Home >Nanofibres may pose health risk
Nanofibres may pose health risk
23 January 2013
New research into the health risks posed by inhaling nanofibres â€“ used to strengthen objects from tennis rackets to aeroplane wings â€“ has shown that these fibres could be as harmful to the lungs as asbestos fibres, as they have a similar shape.
Researchers from Edinburgh tested varying lengths of nanofibres, to see the effects inhalation had on mice, and found that the longer fibres caused similar effects to asbestos fibres, which cause lung cancers such as mesothelioma. Those larger than five micrometres, or fivethousandths of a millimetre, tended to become lodged in the lungs and cause inflammation. The smaller ones were cleared from the lungs. The researchers hope the study will help to design safer nanofibres.
Ken Donaldson, professor of respiratory toxicology at the University of Edinburgh, said: â€œWe knew that long fibres, compared with shorter fibres, could cause tumours, but until now we did not know the cut-off length at which this happened.â€

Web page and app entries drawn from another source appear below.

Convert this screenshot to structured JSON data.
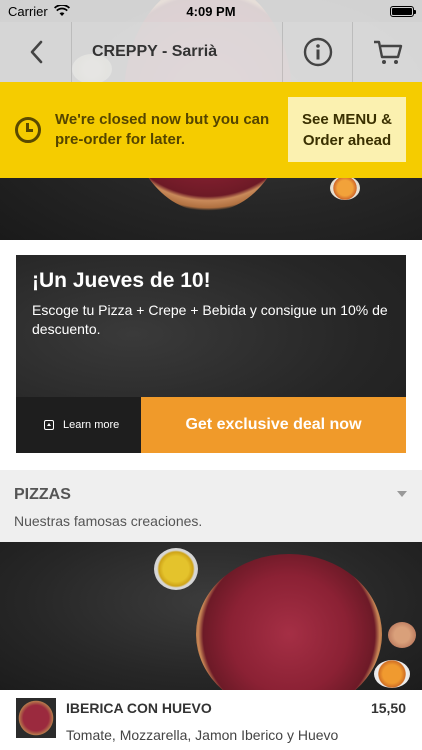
{
  "status_bar": {
    "carrier": "Carrier",
    "time": "4:09 PM"
  },
  "nav": {
    "title": "CREPPY - Sarrià"
  },
  "closed_banner": {
    "message": "We're closed now but you can pre-order for later.",
    "cta": "See MENU & Order ahead"
  },
  "promo": {
    "title": "¡Un Jueves de 10!",
    "description": "Escoge tu Pizza + Crepe + Bebida y consigue un 10% de descuento.",
    "learn_more": "Learn more",
    "deal_button": "Get exclusive deal now"
  },
  "category": {
    "name": "PIZZAS",
    "description": "Nuestras famosas creaciones."
  },
  "product": {
    "name": "IBERICA CON HUEVO",
    "price": "15,50",
    "ingredients": "Tomate, Mozzarella, Jamon Iberico y Huevo"
  },
  "colors": {
    "banner": "#f5cc00",
    "deal_button": "#f09a2a",
    "category_bg": "#efefef"
  },
  "icons": [
    "wifi-icon",
    "battery-icon",
    "back-chevron-icon",
    "info-icon",
    "cart-icon",
    "clock-icon",
    "learn-more-icon",
    "chevron-down-icon"
  ]
}
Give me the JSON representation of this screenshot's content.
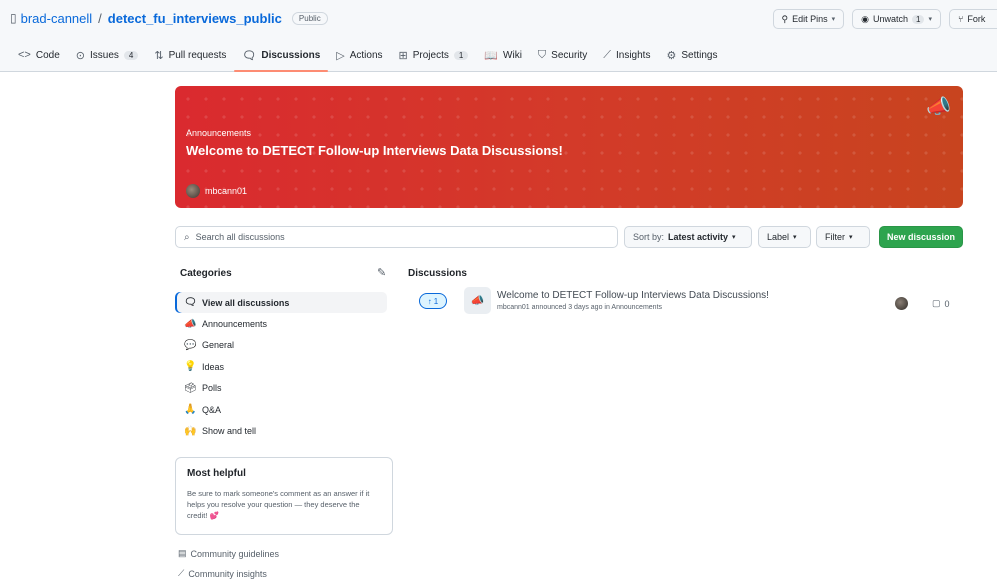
{
  "repo": {
    "owner": "brad-cannell",
    "separator": "/",
    "name": "detect_fu_interviews_public",
    "visibility": "Public"
  },
  "repo_actions": [
    {
      "label": "Edit Pins",
      "icon": "pin-icon",
      "caret": "▾"
    },
    {
      "label": "Unwatch",
      "count": "1",
      "icon": "eye-icon",
      "caret": "▾"
    },
    {
      "label": "Fork",
      "icon": "fork-icon"
    }
  ],
  "tabs": [
    {
      "label": "Code",
      "icon": "code-icon",
      "glyph": "<>"
    },
    {
      "label": "Issues",
      "count": "4",
      "icon": "issue-icon",
      "glyph": "⊙"
    },
    {
      "label": "Pull requests",
      "icon": "pull-request-icon",
      "glyph": "⇅"
    },
    {
      "label": "Discussions",
      "icon": "discussions-icon",
      "glyph": "🗨",
      "active": true
    },
    {
      "label": "Actions",
      "icon": "play-icon",
      "glyph": "▷"
    },
    {
      "label": "Projects",
      "count": "1",
      "icon": "table-icon",
      "glyph": "⊞"
    },
    {
      "label": "Wiki",
      "icon": "book-icon",
      "glyph": "📖"
    },
    {
      "label": "Security",
      "icon": "shield-icon",
      "glyph": "⛉"
    },
    {
      "label": "Insights",
      "icon": "graph-icon",
      "glyph": "⟋"
    },
    {
      "label": "Settings",
      "icon": "gear-icon",
      "glyph": "⚙"
    }
  ],
  "banner": {
    "category": "Announcements",
    "title": "Welcome to DETECT Follow-up Interviews Data Discussions!",
    "author": "mbcann01",
    "icon": "megaphone-icon",
    "glyph": "📣",
    "colors": {
      "start": "#da2a2f",
      "end": "#c8441f"
    }
  },
  "toolbar": {
    "search_placeholder": "Search all discussions",
    "sort_prefix": "Sort by:",
    "sort_value": "Latest activity",
    "label_btn": "Label",
    "filter_btn": "Filter",
    "new_btn": "New discussion",
    "accent": "#2da44e"
  },
  "categories": {
    "heading": "Categories",
    "items": [
      {
        "label": "View all discussions",
        "glyph": "🗨",
        "icon": "discussions-icon",
        "active": true
      },
      {
        "label": "Announcements",
        "glyph": "📣",
        "icon": "megaphone-icon"
      },
      {
        "label": "General",
        "glyph": "💬",
        "icon": "speech-bubble-icon"
      },
      {
        "label": "Ideas",
        "glyph": "💡",
        "icon": "lightbulb-icon"
      },
      {
        "label": "Polls",
        "glyph": "🗳",
        "icon": "ballot-box-icon"
      },
      {
        "label": "Q&A",
        "glyph": "🙏",
        "icon": "praying-hands-icon"
      },
      {
        "label": "Show and tell",
        "glyph": "🙌",
        "icon": "raised-hands-icon"
      }
    ]
  },
  "most_helpful": {
    "title": "Most helpful",
    "text": "Be sure to mark someone's comment as an answer if it helps you resolve your question — they deserve the credit! 💕"
  },
  "community": {
    "guidelines": "Community guidelines",
    "insights": "Community insights"
  },
  "discussions": {
    "heading": "Discussions",
    "items": [
      {
        "votes": "1",
        "glyph": "📣",
        "title": "Welcome to DETECT Follow-up Interviews Data Discussions!",
        "meta": "mbcann01 announced 3 days ago in Announcements",
        "comments": "0"
      }
    ]
  }
}
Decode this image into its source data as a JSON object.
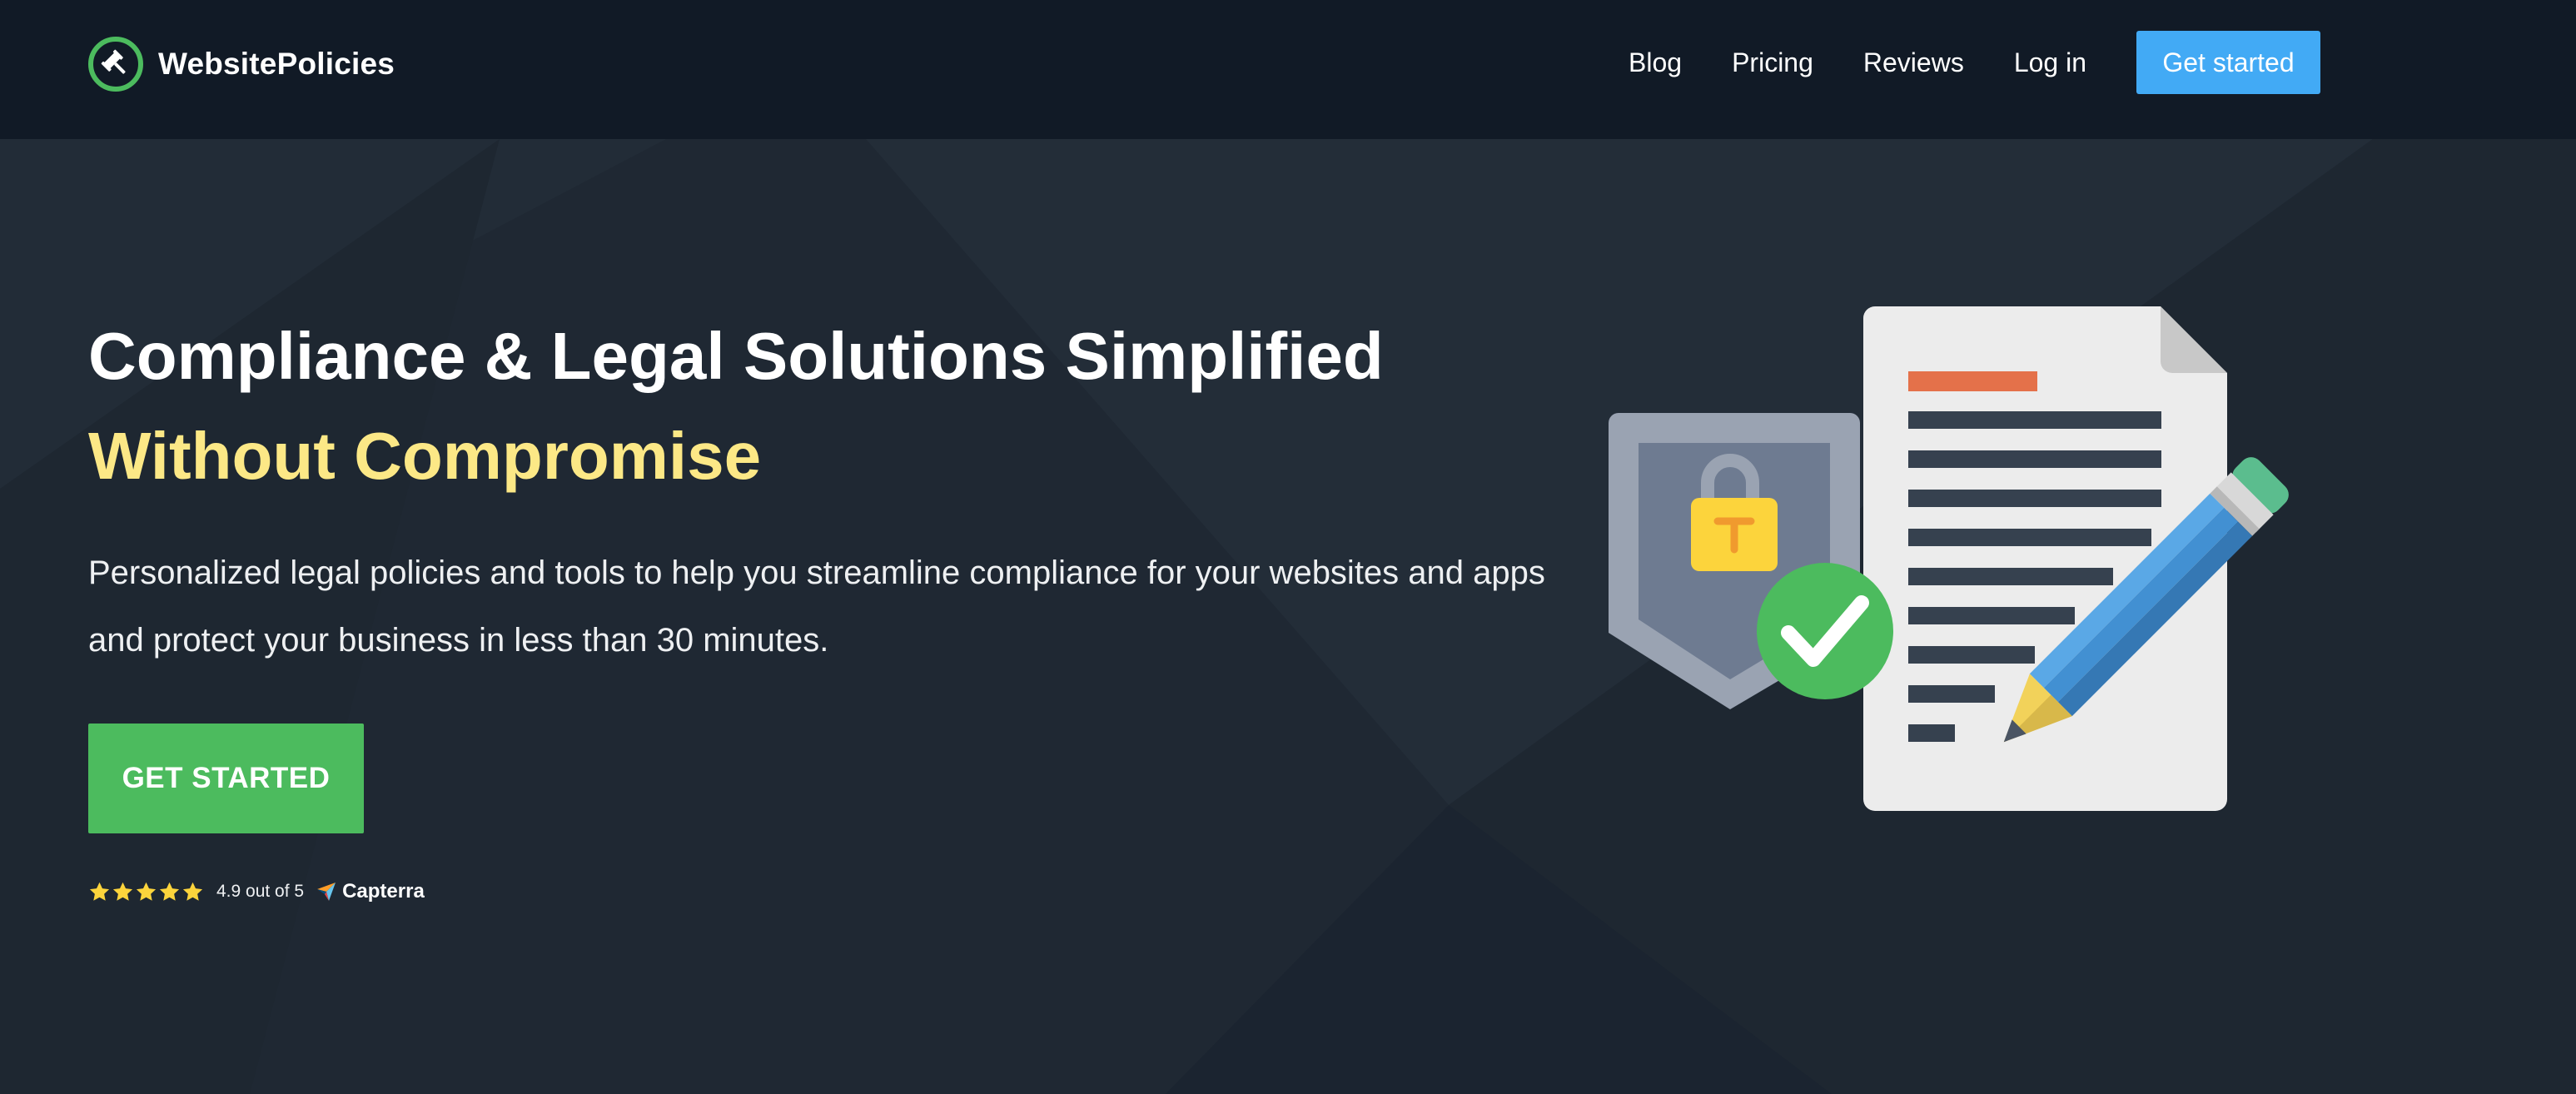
{
  "header": {
    "brand_name": "WebsitePolicies",
    "brand_icon": "gavel-icon",
    "nav": [
      {
        "label": "Blog"
      },
      {
        "label": "Pricing"
      },
      {
        "label": "Reviews"
      },
      {
        "label": "Log in"
      }
    ],
    "cta_label": "Get started"
  },
  "hero": {
    "title_line1": "Compliance & Legal Solutions Simplified",
    "title_line2": "Without Compromise",
    "description": "Personalized legal policies and tools to help you streamline compliance for your websites and apps and protect your business in less than 30 minutes.",
    "button_label": "GET STARTED",
    "rating": {
      "stars": 5,
      "text": "4.9 out of 5",
      "source": "Capterra"
    },
    "illustration_icons": [
      "shield-lock-icon",
      "document-icon",
      "checkmark-icon",
      "pencil-icon"
    ]
  },
  "colors": {
    "header_bg": "#111a26",
    "hero_bg": "#1f2833",
    "accent_green": "#4cbb5e",
    "accent_blue": "#42aaf5",
    "highlight_yellow": "#fce886",
    "star_yellow": "#fcd43c"
  }
}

Prof Stephen Spiro, from the British Lung Foundation, added: â€œIf confirmed by subsequent studies, this minimum fibre length can be cited in industry guidelines to help ensure people are not exposed to the sorts of fibres that may lead to such deadly diseases.â€